Shane Warne believes Cricket Australia's punishment of Steve Smith, David Warner and Cameron Bancroft is too severe.
Steve Smith, David Warner and Cameron Bancroft have been handed punishments that do not fit the crime of ball tampering, according to Australia great Shane Warne.
The trio were handed international and domestic suspensions by Cricket Australia on Wednesday after being found guilty of trying to alter the condition of the ball against South Africa in Cape Town.
Smith and Bancroft admitted the offence at a media conference after the third day's play at Newlands, with the former subsequently stood down as captain for the remainder of the Test.
A Cricket Australia investigation was launched and the pair – along with vice-captain Warner – were subject to hefty sanctions.
Smith and Warner were banned for 12 months, while Bancroft will not be eligible to play for nine months, with all three having the right to appeal.
Australia's actions on the pitch have brought condemnation from across the globe, but Warne believes the authorities have gone over the top with the punishments they have handed out.
"To hear that the Australian cricket team had been involved in premeditated cheating is something that is embarrassing," Warne wrote for News Ltd.
"But the jump to hysteria is something that has elevated the offence beyond what they actually did, and maybe we're at a point where the punishment just might not fit the crime.
"The hysteria has gone worldwide … But what are the players guilty of? Cheating via ball tampering and bringing the game into disrepute.
Smith, Warner suspensions confirmed as 12 months, Bancroft nine months.— ICC (@ICC) March 28, 2018
Each player will have to undertake 100 hours voluntary service in community cricket.
Smith, Bancroft will not be considered for leadership for 12 months following ban, Warner to not be considered in future. https://t.co/9WbjYVu4S4
"Their opposing captain in this series, South Africa's Faf du Plessis, has been charged with ball-tampering twice, and opening bowler Vernon Philander once.
"Then there's the idea of premeditated cheating. But are there levels of ball tampering, or is it just ball tampering? Is putting a mint in your pocket so you can shine a ball on the field premeditated cheating, or just ball tampering? What about putting sunscreen on the ball? You either ball tamper or you don't.

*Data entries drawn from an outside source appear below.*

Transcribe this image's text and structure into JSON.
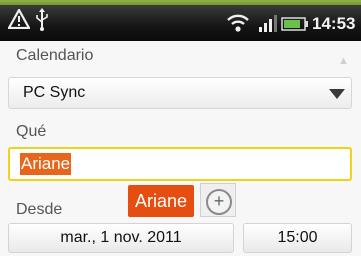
{
  "status_bar": {
    "time": "14:53",
    "icons": [
      "warning-icon",
      "usb-icon",
      "wifi-icon",
      "signal-icon",
      "battery-icon"
    ]
  },
  "form": {
    "calendar_label": "Calendario",
    "calendar_value": "PC Sync",
    "what_label": "Qué",
    "what_value": "Ariane",
    "from_label": "Desde",
    "from_date": "mar., 1 nov. 2011",
    "from_time": "15:00"
  },
  "suggestion": {
    "word": "Ariane",
    "add_glyph": "+"
  },
  "colors": {
    "highlight": "#e8651c",
    "focus_border": "#f0d21a",
    "status_bar": "#151515"
  }
}
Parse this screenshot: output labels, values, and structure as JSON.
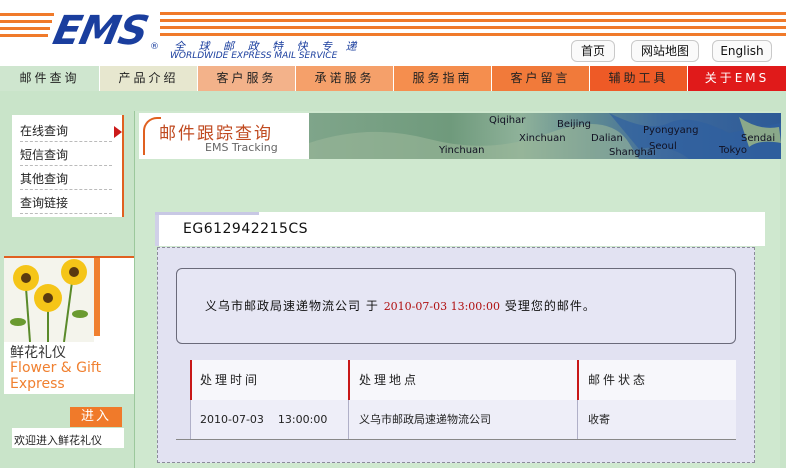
{
  "header": {
    "logo_text": "EMS",
    "tagline_cn": "全 球 邮 政 特 快 专 递",
    "tagline_en": "WORLDWIDE EXPRESS MAIL SERVICE",
    "top_links": [
      "首页",
      "网站地图",
      "English"
    ]
  },
  "nav": {
    "items": [
      "邮件查询",
      "产品介绍",
      "客户服务",
      "承诺服务",
      "服务指南",
      "客户留言",
      "辅助工具",
      "关于EMS"
    ]
  },
  "colors": {
    "nav": [
      "#cfe6cf",
      "#e7e7cf",
      "#f3b28a",
      "#f5a06a",
      "#f58e4e",
      "#f17a3a",
      "#ee5a26",
      "#e01a1a"
    ],
    "brand_blue": "#1a3e9e",
    "brand_orange": "#f07a2a",
    "date_red": "#b01010"
  },
  "left_menu": {
    "items": [
      "在线查询",
      "短信查询",
      "其他查询",
      "查询链接"
    ]
  },
  "flower_promo": {
    "title_cn": "鲜花礼仪",
    "title_en_line1": "Flower & Gift",
    "title_en_line2": "Express",
    "enter_label": "进入",
    "caption": "欢迎进入鲜花礼仪"
  },
  "banner": {
    "title": "邮件跟踪查询",
    "subtitle": "EMS Tracking",
    "map_labels": [
      "Qiqihar",
      "Beijing",
      "Pyongyang",
      "Sendai",
      "Xinchuan",
      "Seoul",
      "Tokyo",
      "Yinchuan",
      "Shanghai",
      "Dalian"
    ]
  },
  "tracking": {
    "number": "EG612942215CS",
    "summary_company": "义乌市邮政局速递物流公司",
    "summary_at": "于",
    "summary_time": "2010-07-03 13:00:00",
    "summary_action": "受理您的邮件。"
  },
  "table": {
    "headers": [
      "处理时间",
      "处理地点",
      "邮件状态"
    ],
    "rows": [
      {
        "time": "2010-07-03    13:00:00",
        "place": "义乌市邮政局速递物流公司",
        "status": "收寄"
      }
    ]
  }
}
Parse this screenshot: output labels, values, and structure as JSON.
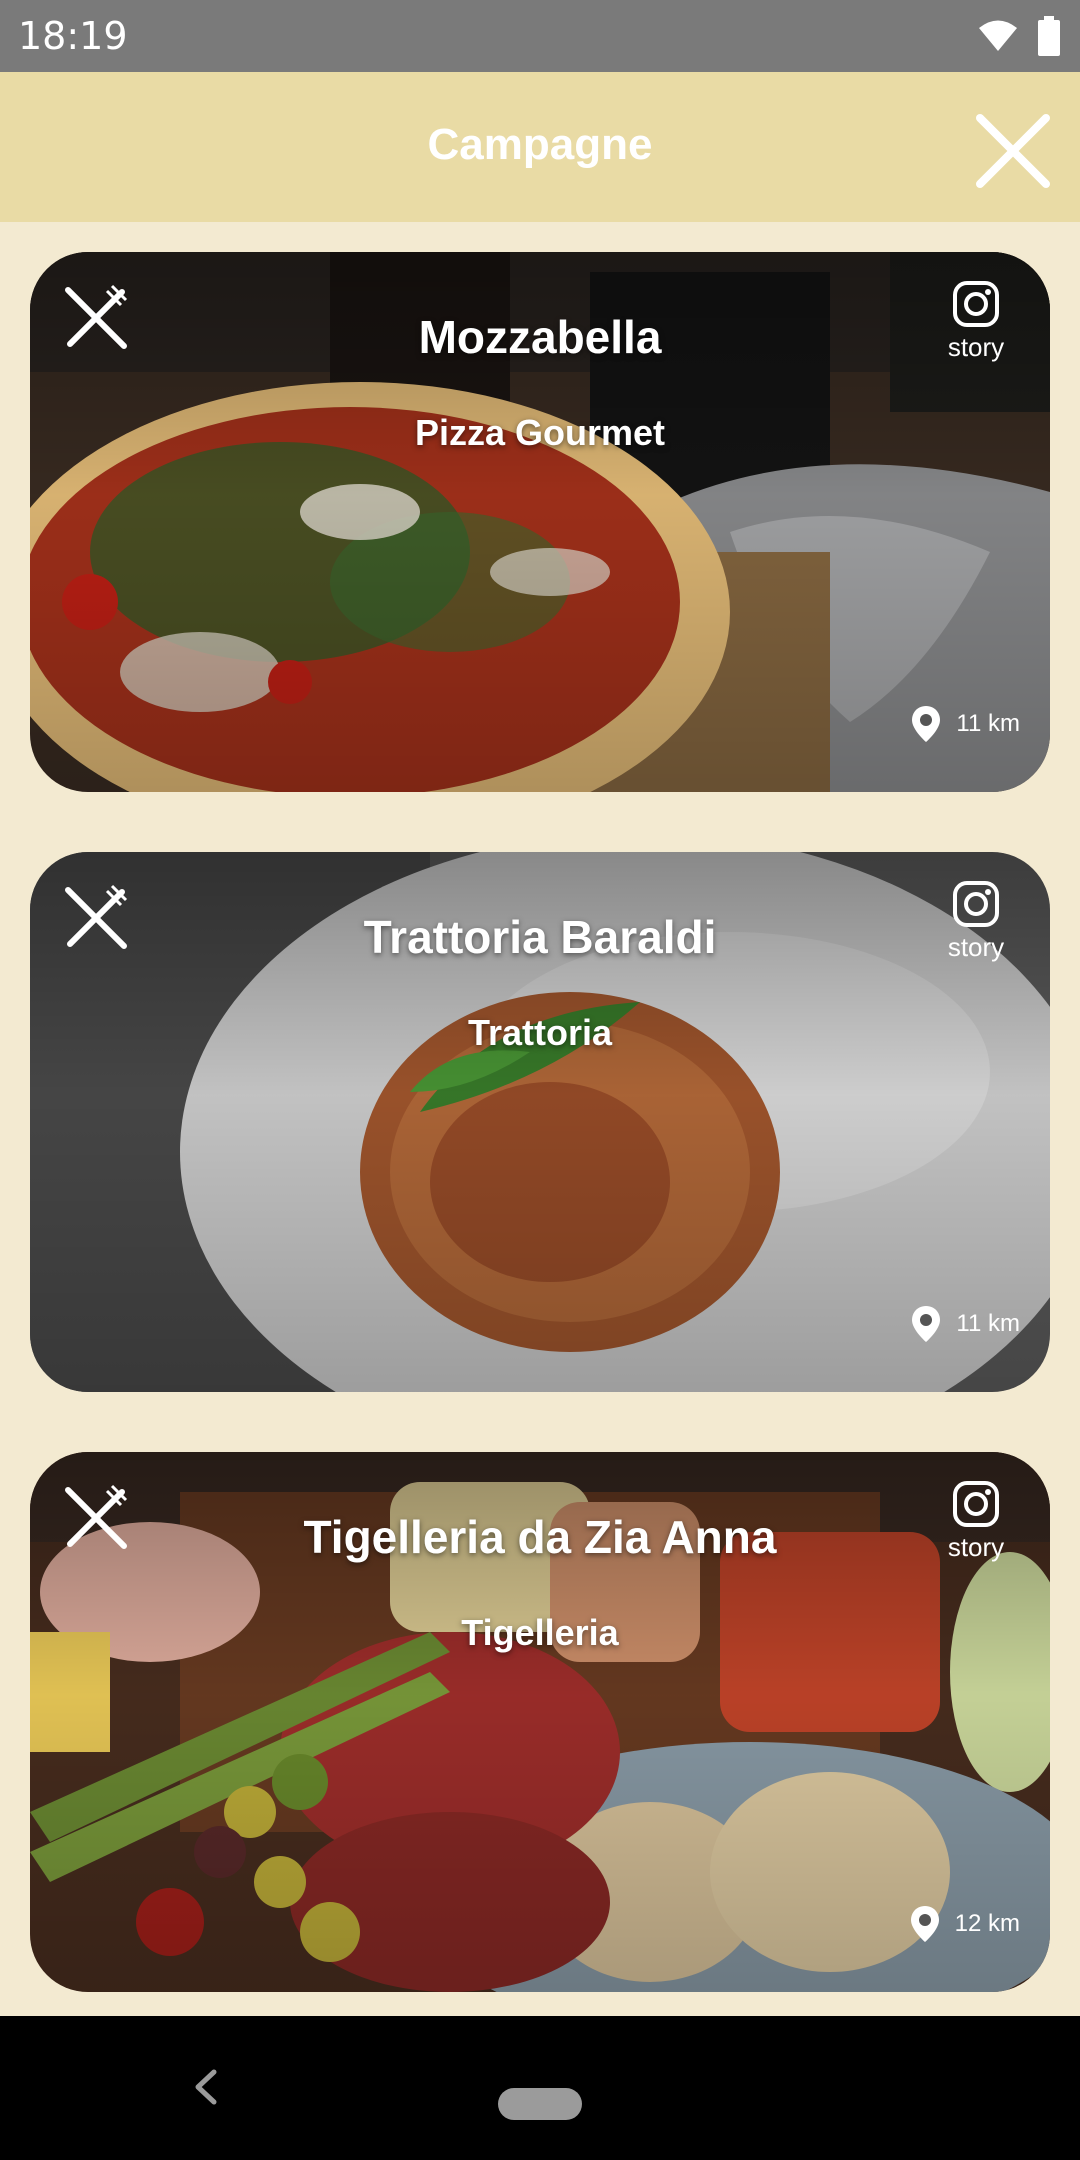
{
  "status_bar": {
    "time": "18:19",
    "icons": [
      "wifi-icon",
      "battery-icon"
    ]
  },
  "header": {
    "title": "Campagne",
    "close_icon": "close-icon"
  },
  "colors": {
    "header_bg": "#e9dba5",
    "page_bg": "#f3ead1",
    "status_bar_bg": "#7a7a7a",
    "nav_bar_bg": "#000000"
  },
  "restaurants": [
    {
      "name": "Mozzabella",
      "category": "Pizza Gourmet",
      "story_label": "story",
      "distance": "11 km",
      "image": "pizza"
    },
    {
      "name": "Trattoria Baraldi",
      "category": "Trattoria",
      "story_label": "story",
      "distance": "11 km",
      "image": "spaghetti"
    },
    {
      "name": "Tigelleria da Zia Anna",
      "category": "Tigelleria",
      "story_label": "story",
      "distance": "12 km",
      "image": "charcuterie"
    }
  ],
  "nav_bar": {
    "icons": [
      "back-icon",
      "home-pill"
    ]
  }
}
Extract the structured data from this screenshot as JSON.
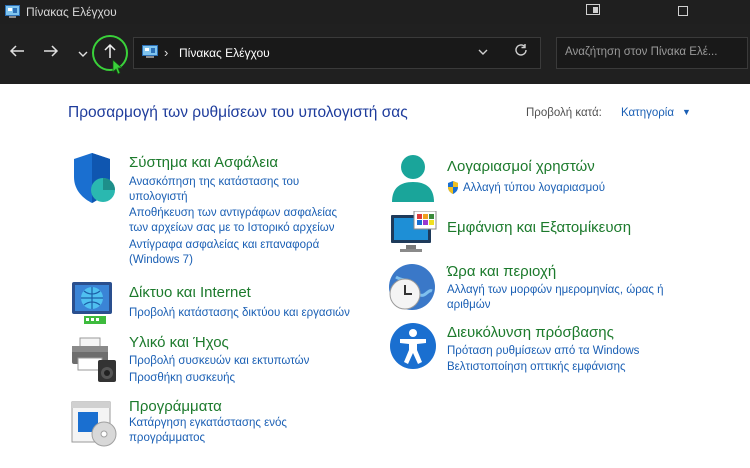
{
  "window": {
    "title": "Πίνακας Ελέγχου"
  },
  "address": {
    "path": "Πίνακας Ελέγχου",
    "separator": "›"
  },
  "search": {
    "placeholder": "Αναζήτηση στον Πίνακα Ελέ..."
  },
  "header": {
    "heading": "Προσαρμογή των ρυθμίσεων του υπολογιστή σας",
    "view_by_label": "Προβολή κατά:",
    "view_by_value": "Κατηγορία"
  },
  "categories_left": [
    {
      "title": "Σύστημα και Ασφάλεια",
      "links": [
        "Ανασκόπηση της κατάστασης του",
        "υπολογιστή",
        "Αποθήκευση των αντιγράφων ασφαλείας",
        "των αρχείων σας με το Ιστορικό αρχείων",
        "Αντίγραφα ασφαλείας και επαναφορά",
        "(Windows 7)"
      ]
    },
    {
      "title": "Δίκτυο και Internet",
      "links": [
        "Προβολή κατάστασης δικτύου και εργασιών"
      ]
    },
    {
      "title": "Υλικό και Ήχος",
      "links": [
        "Προβολή συσκευών και εκτυπωτών",
        "Προσθήκη συσκευής"
      ]
    },
    {
      "title": "Προγράμματα",
      "links": [
        "Κατάργηση εγκατάστασης ενός",
        "προγράμματος"
      ]
    }
  ],
  "categories_right": [
    {
      "title": "Λογαριασμοί χρηστών",
      "links": [
        "Αλλαγή τύπου λογαριασμού"
      ]
    },
    {
      "title": "Εμφάνιση και Εξατομίκευση",
      "links": []
    },
    {
      "title": "Ώρα και περιοχή",
      "links": [
        "Αλλαγή των μορφών ημερομηνίας, ώρας ή",
        "αριθμών"
      ]
    },
    {
      "title": "Διευκόλυνση πρόσβασης",
      "links": [
        "Πρόταση ρυθμίσεων από τα Windows",
        "Βελτιστοποίηση οπτικής εμφάνισης"
      ]
    }
  ]
}
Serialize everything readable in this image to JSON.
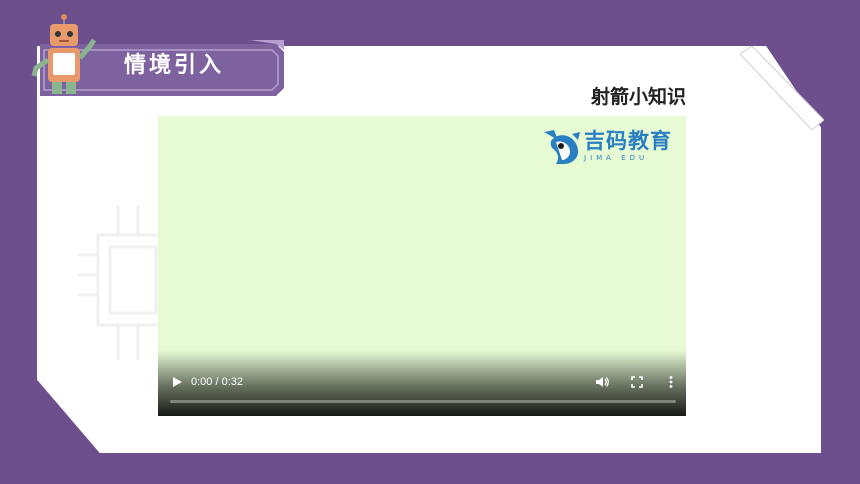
{
  "header": {
    "title": "情境引入"
  },
  "content": {
    "subtitle": "射箭小知识"
  },
  "video": {
    "time_display": "0:00 / 0:32",
    "progress": 0,
    "background_color": "#e6fbd4",
    "logo": {
      "name": "吉码教育",
      "subtext": "JIMA EDU"
    }
  },
  "icons": {
    "play": "play-icon",
    "volume": "volume-icon",
    "fullscreen": "fullscreen-icon",
    "more": "more-vertical-icon"
  },
  "colors": {
    "frame": "#6d4f8e",
    "banner": "#7e629f",
    "logo_blue": "#2a7fc2"
  }
}
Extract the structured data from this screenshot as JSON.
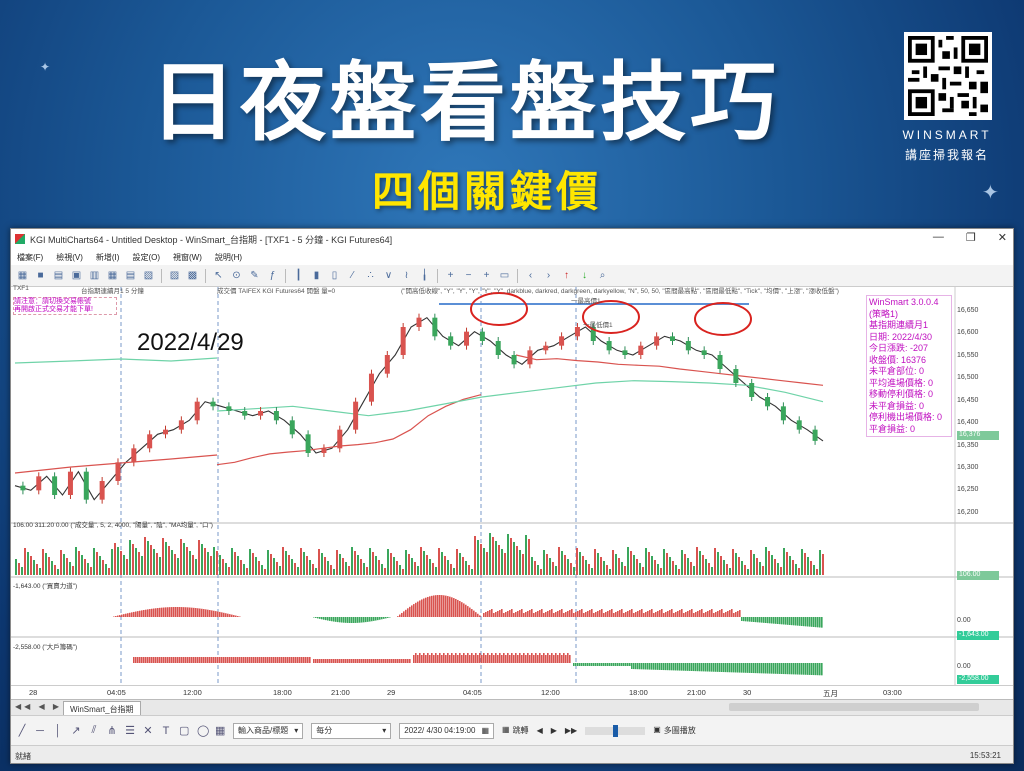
{
  "banner": {
    "title": "日夜盤看盤技巧",
    "subtitle": "四個關鍵價",
    "qr_brand": "WINSMART",
    "qr_caption": "講座掃我報名"
  },
  "window": {
    "title": "KGI MultiCharts64 - Untitled Desktop - WinSmart_台指期 - [TXF1 - 5 分鐘 - KGI Futures64]",
    "controls": [
      "—",
      "❐",
      "✕"
    ]
  },
  "menu": [
    "檔案(F)",
    "檢視(V)",
    "新增(I)",
    "設定(O)",
    "視窗(W)",
    "說明(H)"
  ],
  "chart": {
    "date_annotation": "2022/4/29",
    "symbol_bar": "TXF1",
    "symbol_info": "台指期連續月1 5 分鐘",
    "symbol_info2": "成交價  TAIFEX  KGI Futures64  開盤 量=0",
    "indicator_info": "(\"開高低收線\", \"Y\", \"Y\", \"Y\", \"Y\", \"Y\", darkblue, darkred, darkgreen, darkyellow, \"N\", 50, 50, \"區間最高點\", \"區間最低點\", \"Tick\", \"均價\", \"上漲\", \"漲收低盤\")",
    "top_line_label": "一最高價1",
    "mid_line_label": "一最低價1",
    "warning_lines": [
      "請注意：請切換交易帳號",
      "再開啟正式交易才能下單!"
    ],
    "info_box": [
      "WinSmart 3.0.0.4",
      "(策略1)",
      "基指期連續月1",
      "日期: 2022/4/30",
      "今日漲跌: -207",
      "收盤價: 16376",
      "未平倉部位: 0",
      "平均進場價格: 0",
      "移動停利價格: 0",
      "未平倉損益: 0",
      "停利機出場價格: 0",
      "平倉損益: 0"
    ],
    "price_axis": [
      "16,650",
      "16,600",
      "16,550",
      "16,500",
      "16,450",
      "16,400",
      "16,350",
      "16,300",
      "16,250",
      "16,200"
    ],
    "last_price": "16,376",
    "volume_pane_label": "106.00  311.20  0.00  (\"成交量\", 5, 2, 4000, \"陽量\", \"陰\", \"MA均量\", \"口\")",
    "volume_tag": "106.00",
    "pane3_label": "-1,643.00  (\"買賣力道\")",
    "pane3_axis": "0.00",
    "pane3_tag": "-1,643.00",
    "pane4_label": "-2,558.00  (\"大戶籌碼\")",
    "pane4_axis": "0.00",
    "pane4_tag": "-2,558.00",
    "x_axis": [
      "28",
      "04:05",
      "12:00",
      "18:00",
      "21:00",
      "29",
      "04:05",
      "12:00",
      "18:00",
      "21:00",
      "30",
      "五月",
      "03:00"
    ]
  },
  "tabs": {
    "active": "WinSmart_台指期",
    "nav": "◀◀ ◀ ▶ ▶▶"
  },
  "drawbar": {
    "product_select": "輸入商品/標題",
    "interval_select": "每分",
    "datetime": "2022/ 4/30 04:19:00",
    "jump": "跳轉",
    "multi_play": "多圖播放"
  },
  "status": {
    "left": "就緒",
    "time": "15:53:21"
  },
  "chart_data": {
    "type": "line",
    "title": "",
    "price_range": [
      16200,
      16650
    ],
    "price_ticks": [
      16650,
      16600,
      16550,
      16500,
      16450,
      16400,
      16350,
      16300,
      16250,
      16200
    ],
    "x_ticks": [
      "28",
      "04:05",
      "12:00",
      "18:00",
      "21:00",
      "29",
      "04:05",
      "12:00",
      "18:00",
      "21:00",
      "30",
      "五月",
      "03:00"
    ],
    "series": [
      {
        "name": "price",
        "values": [
          16280,
          16270,
          16300,
          16260,
          16310,
          16250,
          16290,
          16330,
          16360,
          16390,
          16400,
          16420,
          16460,
          16450,
          16440,
          16430,
          16440,
          16420,
          16390,
          16350,
          16360,
          16400,
          16460,
          16520,
          16560,
          16620,
          16640,
          16600,
          16580,
          16610,
          16590,
          16560,
          16540,
          16570,
          16580,
          16600,
          16620,
          16590,
          16570,
          16560,
          16580,
          16600,
          16590,
          16570,
          16560,
          16530,
          16500,
          16470,
          16450,
          16420,
          16400,
          16376
        ]
      },
      {
        "values": [
          16560,
          16550,
          16552,
          16548,
          16545,
          16540,
          16538,
          16536,
          16530,
          16525,
          16520,
          16515,
          16510,
          16505,
          16500,
          16495
        ]
      },
      {
        "values": [
          16325,
          16330,
          16340,
          16348,
          16352,
          16355,
          16360,
          16365,
          16368,
          16372,
          16380,
          16400,
          16430,
          16450,
          16465,
          16475
        ]
      },
      {
        "values": [
          16440,
          16445,
          16450,
          16440,
          16430,
          16440,
          16455,
          16470,
          16480,
          16490,
          16500,
          16505,
          16503,
          16500,
          16495,
          16480,
          16460
        ]
      }
    ],
    "annotation": "2022/4/29",
    "last": 16376
  }
}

"For that reason, I don't think the punishment is fitting the crime."
While the three players were punished, coach Darren Lehmann was not sanctioned, much to the surprise of many. However, Warne is confident his former team-mate has not been protected by the Australian authorities.
"Darren Lehmann has been cleared of knowing what went on too, which has surprised plenty, but that's all part of the hysteria," Warne added.
"It's easy to say 'as if Boof didn't know'. But all we can go [on] is what we've been told. This is too big a deal, too big a story, there is too much at stake for the game and (CA chief executive) James Sutherland to lose, not (to) tell the truth.
"We are all struggling to believe what he said, that it was just the three players who knew what was happening, that the coach had to know.
"We all saw him on the walkie talkie. But you have to take James at his word."